(EXERCISE) Which lines below hold the word "label"? Report each one.

(RECORDS TO PROCESS)
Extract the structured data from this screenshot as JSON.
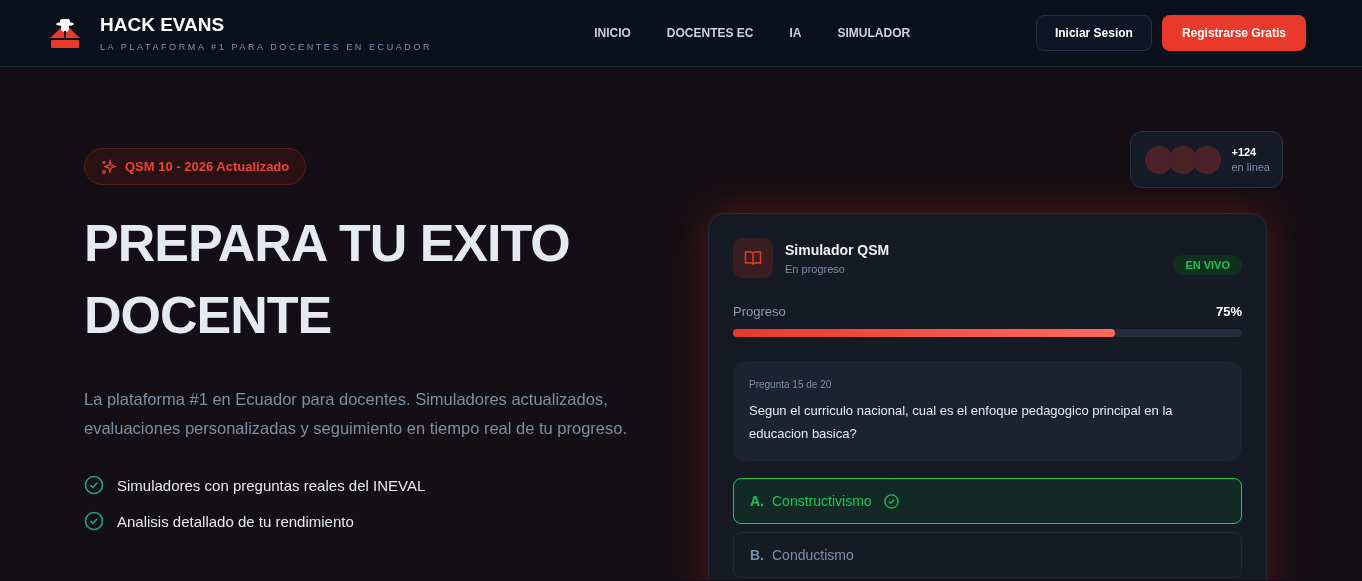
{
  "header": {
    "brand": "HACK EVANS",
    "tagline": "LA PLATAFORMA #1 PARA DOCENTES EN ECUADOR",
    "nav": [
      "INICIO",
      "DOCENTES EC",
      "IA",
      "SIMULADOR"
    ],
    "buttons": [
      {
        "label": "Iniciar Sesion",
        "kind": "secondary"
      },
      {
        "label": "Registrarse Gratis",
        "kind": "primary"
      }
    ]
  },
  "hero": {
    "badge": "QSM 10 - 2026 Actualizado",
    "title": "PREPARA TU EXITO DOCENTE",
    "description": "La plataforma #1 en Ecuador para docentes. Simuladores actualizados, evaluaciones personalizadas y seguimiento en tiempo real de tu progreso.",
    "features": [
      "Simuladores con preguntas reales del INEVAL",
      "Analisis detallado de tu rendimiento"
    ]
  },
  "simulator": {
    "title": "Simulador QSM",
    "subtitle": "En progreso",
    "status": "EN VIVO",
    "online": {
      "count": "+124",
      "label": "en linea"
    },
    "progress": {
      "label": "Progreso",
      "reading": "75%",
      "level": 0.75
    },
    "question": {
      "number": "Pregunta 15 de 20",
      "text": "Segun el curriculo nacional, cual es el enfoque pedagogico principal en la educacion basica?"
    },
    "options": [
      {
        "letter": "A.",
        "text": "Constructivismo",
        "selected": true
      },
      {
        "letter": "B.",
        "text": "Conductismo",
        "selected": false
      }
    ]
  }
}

(RESPONSE AREA)
        "label": "Iniciar Sesion",
        "label": "Registrarse Gratis",
      "label": "en linea"
      "label": "Progreso",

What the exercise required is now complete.